___ PROVIDED RECORDS ___

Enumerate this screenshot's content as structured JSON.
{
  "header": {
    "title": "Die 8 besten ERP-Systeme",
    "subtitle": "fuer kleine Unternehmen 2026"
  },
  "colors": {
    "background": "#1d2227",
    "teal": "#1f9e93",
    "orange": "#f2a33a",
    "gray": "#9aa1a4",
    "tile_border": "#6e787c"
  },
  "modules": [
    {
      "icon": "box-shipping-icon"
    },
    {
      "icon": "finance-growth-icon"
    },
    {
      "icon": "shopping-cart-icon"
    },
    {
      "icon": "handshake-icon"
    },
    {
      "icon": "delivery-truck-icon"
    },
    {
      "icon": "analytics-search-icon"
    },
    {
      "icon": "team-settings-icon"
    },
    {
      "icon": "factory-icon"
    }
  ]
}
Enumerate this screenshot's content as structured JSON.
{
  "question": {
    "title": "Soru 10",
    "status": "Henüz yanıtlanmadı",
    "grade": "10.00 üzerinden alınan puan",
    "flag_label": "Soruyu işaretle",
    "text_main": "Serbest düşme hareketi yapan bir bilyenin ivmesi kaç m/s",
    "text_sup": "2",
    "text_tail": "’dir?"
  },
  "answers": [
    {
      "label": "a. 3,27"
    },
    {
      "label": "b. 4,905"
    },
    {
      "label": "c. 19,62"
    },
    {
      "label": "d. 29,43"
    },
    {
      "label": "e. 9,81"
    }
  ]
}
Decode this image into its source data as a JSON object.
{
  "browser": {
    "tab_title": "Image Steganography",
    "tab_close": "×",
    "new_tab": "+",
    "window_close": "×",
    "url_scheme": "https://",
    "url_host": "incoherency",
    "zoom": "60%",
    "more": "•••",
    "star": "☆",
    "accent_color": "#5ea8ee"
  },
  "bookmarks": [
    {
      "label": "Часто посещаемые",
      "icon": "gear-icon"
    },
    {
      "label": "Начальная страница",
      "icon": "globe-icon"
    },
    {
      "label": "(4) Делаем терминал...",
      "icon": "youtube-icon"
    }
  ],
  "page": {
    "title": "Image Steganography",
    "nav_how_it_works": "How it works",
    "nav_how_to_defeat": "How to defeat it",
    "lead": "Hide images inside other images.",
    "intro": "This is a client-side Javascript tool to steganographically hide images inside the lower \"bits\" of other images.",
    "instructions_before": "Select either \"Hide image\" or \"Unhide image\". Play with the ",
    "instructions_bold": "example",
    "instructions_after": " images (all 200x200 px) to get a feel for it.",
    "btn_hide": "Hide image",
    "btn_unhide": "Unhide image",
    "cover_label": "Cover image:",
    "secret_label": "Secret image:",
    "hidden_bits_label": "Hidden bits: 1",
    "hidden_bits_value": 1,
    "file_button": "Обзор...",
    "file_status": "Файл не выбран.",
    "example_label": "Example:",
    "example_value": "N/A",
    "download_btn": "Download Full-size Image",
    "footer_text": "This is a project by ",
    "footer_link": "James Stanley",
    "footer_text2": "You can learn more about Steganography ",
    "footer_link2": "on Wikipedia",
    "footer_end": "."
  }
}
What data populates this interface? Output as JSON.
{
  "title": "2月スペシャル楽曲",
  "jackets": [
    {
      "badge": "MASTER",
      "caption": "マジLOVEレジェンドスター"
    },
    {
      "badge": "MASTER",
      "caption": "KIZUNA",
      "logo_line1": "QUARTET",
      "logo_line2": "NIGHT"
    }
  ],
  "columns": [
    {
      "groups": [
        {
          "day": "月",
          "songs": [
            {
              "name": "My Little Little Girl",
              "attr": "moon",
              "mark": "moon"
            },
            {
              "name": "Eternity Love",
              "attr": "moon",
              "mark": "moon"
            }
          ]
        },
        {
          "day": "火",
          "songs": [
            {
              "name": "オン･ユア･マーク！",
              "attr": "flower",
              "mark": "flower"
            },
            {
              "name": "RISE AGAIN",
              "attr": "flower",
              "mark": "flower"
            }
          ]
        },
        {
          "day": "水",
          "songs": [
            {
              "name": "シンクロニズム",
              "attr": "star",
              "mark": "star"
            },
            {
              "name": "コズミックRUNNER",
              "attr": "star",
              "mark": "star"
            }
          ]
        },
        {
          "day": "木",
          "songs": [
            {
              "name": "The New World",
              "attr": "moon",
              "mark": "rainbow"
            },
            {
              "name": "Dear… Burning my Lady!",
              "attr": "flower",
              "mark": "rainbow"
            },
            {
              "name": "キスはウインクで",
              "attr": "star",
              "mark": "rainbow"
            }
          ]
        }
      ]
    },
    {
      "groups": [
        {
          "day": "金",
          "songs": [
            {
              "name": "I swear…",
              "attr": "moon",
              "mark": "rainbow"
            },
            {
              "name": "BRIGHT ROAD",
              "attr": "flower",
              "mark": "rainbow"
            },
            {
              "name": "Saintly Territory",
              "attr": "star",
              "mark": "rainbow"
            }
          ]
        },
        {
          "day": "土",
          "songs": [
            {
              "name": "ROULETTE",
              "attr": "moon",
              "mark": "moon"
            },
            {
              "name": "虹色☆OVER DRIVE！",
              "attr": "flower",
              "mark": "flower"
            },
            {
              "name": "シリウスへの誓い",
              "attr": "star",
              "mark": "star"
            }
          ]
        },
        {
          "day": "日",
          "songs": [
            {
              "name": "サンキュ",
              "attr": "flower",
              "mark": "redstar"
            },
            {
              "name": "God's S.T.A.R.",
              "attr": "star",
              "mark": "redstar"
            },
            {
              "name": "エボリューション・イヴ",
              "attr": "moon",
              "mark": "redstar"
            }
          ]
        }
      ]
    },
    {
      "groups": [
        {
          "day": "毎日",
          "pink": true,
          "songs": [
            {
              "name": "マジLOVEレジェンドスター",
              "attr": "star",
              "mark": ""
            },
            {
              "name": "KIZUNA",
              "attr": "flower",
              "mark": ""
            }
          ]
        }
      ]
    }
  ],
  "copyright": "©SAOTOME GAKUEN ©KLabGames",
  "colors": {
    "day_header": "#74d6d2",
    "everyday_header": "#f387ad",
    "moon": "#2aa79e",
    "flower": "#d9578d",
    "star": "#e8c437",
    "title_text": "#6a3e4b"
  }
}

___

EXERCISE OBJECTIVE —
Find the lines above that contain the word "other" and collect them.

WRITTEN SOLUTION —
    "lead": "Hide images inside other images.",
    "intro": "This is a client-side Javascript tool to steganographically hide images inside the lower \"bits\" of other images.",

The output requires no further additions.